- **Directions**
Using the data that follows, give the number of lines in which the word "subtitle" occurs. Write only the number.

::::::::

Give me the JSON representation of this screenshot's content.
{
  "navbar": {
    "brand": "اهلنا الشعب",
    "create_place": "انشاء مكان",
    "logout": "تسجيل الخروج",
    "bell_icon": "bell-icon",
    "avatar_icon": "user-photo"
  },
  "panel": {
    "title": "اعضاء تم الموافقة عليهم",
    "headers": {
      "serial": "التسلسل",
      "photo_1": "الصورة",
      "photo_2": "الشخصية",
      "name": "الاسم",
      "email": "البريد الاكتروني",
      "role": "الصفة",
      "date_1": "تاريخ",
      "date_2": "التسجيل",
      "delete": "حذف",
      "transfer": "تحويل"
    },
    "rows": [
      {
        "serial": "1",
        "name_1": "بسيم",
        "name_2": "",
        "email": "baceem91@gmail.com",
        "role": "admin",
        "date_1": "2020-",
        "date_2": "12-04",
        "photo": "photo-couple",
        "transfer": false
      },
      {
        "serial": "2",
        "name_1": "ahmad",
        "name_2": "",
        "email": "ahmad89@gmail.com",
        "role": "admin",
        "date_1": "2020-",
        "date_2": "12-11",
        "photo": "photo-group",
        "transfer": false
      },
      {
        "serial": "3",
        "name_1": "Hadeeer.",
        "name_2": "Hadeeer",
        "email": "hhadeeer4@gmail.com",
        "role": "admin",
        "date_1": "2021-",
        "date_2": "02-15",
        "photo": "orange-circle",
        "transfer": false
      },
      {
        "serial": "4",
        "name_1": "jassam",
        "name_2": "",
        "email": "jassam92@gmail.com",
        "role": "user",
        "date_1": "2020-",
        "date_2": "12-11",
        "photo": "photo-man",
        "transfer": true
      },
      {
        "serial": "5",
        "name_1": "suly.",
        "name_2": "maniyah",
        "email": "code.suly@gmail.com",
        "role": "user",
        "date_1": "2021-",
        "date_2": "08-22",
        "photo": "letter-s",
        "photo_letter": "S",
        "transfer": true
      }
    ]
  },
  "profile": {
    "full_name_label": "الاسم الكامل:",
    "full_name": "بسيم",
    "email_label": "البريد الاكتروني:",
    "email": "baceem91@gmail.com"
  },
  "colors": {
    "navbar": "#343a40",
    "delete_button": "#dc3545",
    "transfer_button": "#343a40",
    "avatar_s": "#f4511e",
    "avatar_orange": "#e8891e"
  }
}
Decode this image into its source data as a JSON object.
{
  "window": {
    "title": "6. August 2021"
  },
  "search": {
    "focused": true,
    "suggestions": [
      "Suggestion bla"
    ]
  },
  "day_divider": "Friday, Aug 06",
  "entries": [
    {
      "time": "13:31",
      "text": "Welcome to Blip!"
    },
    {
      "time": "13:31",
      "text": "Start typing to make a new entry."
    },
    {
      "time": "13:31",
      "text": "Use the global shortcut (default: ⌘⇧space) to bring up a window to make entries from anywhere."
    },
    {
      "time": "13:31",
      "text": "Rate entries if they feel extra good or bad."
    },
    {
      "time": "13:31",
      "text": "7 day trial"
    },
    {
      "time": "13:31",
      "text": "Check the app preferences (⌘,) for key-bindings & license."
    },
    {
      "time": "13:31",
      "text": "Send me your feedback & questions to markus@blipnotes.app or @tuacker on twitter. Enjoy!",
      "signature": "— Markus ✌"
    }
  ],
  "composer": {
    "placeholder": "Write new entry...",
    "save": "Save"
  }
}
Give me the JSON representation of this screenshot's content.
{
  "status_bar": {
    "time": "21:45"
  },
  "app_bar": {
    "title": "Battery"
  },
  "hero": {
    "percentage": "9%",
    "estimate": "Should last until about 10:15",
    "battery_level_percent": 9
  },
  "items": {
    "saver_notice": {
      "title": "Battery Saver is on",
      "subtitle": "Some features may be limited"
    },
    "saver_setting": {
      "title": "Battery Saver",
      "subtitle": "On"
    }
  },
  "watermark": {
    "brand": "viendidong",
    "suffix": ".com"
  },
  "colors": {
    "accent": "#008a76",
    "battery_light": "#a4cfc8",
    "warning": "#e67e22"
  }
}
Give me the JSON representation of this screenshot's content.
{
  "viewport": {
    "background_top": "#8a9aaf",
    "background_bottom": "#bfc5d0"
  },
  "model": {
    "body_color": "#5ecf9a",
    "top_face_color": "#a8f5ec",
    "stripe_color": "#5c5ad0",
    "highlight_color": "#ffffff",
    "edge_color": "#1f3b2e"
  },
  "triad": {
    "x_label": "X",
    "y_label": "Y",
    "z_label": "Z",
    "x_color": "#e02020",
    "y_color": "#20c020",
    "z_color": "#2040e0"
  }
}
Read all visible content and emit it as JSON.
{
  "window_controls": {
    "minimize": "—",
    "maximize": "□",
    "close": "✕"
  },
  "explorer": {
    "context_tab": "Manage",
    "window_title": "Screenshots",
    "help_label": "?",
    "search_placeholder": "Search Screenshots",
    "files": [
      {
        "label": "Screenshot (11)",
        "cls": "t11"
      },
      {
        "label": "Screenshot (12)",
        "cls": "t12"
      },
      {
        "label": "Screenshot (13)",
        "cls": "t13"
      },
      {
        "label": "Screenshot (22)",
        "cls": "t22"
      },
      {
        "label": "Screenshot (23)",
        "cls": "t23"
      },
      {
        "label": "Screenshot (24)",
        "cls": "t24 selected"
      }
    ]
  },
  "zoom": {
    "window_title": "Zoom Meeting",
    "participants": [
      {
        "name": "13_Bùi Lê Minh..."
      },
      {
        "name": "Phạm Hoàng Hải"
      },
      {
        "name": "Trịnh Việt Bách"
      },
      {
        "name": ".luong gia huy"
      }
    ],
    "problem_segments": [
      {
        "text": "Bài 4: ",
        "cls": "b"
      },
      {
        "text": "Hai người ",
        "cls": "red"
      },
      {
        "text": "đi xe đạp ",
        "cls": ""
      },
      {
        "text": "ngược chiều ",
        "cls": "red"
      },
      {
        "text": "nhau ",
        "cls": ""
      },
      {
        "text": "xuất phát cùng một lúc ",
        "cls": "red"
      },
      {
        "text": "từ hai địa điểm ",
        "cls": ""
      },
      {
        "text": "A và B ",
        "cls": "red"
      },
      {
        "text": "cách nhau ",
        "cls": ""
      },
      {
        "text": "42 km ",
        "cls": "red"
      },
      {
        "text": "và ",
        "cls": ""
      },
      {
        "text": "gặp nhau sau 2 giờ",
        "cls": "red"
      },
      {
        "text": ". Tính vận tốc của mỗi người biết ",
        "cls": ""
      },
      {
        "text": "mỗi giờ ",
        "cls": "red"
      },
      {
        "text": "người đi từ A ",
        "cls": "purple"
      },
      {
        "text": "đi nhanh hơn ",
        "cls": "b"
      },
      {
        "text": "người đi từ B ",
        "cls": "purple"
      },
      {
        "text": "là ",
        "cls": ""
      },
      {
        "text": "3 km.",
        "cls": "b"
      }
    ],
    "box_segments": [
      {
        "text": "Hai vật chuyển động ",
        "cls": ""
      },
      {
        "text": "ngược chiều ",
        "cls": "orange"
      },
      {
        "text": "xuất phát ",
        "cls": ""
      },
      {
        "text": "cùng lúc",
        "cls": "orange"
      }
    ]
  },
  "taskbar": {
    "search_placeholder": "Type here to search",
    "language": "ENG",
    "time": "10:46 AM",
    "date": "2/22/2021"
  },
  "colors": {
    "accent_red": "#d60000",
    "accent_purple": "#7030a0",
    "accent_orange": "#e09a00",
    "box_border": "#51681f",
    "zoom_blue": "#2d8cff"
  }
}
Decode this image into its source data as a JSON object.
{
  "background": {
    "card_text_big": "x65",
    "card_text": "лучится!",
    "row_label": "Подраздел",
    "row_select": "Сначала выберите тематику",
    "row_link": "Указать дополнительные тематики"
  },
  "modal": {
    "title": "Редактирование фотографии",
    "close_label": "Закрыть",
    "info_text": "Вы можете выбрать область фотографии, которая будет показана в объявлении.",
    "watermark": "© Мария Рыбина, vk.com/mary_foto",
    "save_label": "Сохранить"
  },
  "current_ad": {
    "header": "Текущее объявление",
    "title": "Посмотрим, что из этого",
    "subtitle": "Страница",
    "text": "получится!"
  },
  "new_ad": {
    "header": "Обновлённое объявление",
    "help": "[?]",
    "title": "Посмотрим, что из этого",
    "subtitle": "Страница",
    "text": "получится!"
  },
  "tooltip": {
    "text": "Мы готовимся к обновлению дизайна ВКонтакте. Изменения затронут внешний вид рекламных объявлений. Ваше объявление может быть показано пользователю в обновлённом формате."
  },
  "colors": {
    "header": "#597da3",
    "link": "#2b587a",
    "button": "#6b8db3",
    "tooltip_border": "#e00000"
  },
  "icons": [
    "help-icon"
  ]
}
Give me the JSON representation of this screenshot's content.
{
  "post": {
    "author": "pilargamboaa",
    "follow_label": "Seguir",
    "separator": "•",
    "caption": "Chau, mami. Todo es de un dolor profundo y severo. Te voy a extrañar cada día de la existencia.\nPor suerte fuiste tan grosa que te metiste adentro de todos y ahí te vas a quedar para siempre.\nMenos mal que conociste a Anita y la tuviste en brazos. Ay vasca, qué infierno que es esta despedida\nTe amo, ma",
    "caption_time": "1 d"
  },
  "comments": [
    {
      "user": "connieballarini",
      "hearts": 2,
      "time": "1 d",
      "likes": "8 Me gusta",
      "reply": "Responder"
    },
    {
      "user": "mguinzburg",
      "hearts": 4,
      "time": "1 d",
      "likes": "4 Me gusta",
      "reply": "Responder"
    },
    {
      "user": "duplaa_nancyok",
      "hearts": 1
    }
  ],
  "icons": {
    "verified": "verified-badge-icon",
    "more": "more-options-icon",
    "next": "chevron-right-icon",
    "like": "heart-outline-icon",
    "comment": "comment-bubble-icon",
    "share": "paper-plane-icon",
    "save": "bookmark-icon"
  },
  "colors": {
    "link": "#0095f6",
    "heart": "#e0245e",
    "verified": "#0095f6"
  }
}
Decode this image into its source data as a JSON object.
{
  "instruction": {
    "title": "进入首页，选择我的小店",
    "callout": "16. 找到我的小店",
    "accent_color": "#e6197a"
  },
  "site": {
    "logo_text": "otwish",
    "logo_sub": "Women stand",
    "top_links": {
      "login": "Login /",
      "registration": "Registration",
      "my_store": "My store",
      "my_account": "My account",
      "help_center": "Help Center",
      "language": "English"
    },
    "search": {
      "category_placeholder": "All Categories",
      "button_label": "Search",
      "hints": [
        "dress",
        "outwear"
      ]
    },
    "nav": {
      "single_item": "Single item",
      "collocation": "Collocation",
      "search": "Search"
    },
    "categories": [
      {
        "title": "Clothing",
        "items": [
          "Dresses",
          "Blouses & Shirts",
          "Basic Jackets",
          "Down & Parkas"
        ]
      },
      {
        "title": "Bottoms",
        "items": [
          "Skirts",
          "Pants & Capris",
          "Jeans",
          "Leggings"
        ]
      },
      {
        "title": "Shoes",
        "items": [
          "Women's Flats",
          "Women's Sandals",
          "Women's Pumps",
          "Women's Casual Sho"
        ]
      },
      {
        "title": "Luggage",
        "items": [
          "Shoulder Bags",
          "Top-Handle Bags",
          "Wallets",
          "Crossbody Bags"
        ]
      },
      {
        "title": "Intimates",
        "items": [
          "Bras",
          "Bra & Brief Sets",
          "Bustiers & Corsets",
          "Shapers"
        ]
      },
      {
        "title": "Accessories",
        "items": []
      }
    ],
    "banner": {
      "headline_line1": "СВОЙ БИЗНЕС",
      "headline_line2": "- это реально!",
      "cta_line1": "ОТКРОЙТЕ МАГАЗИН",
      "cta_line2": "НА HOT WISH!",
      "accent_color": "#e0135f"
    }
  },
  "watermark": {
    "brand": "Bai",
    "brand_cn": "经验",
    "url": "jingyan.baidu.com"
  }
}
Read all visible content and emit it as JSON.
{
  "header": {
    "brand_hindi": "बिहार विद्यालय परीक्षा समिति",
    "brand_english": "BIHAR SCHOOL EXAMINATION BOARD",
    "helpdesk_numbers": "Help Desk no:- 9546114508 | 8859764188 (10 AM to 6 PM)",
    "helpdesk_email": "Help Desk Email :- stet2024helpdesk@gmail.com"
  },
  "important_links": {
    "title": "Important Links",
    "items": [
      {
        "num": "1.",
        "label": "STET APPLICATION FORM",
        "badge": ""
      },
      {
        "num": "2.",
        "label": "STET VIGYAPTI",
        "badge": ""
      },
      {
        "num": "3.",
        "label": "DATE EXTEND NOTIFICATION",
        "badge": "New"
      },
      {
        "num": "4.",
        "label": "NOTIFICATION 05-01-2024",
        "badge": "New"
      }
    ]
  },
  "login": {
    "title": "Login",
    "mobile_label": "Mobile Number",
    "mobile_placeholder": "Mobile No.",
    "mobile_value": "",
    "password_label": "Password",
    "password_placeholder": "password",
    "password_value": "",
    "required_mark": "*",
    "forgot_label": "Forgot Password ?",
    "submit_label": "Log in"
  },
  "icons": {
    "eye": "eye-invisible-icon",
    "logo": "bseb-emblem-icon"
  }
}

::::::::

- **Answer space**
4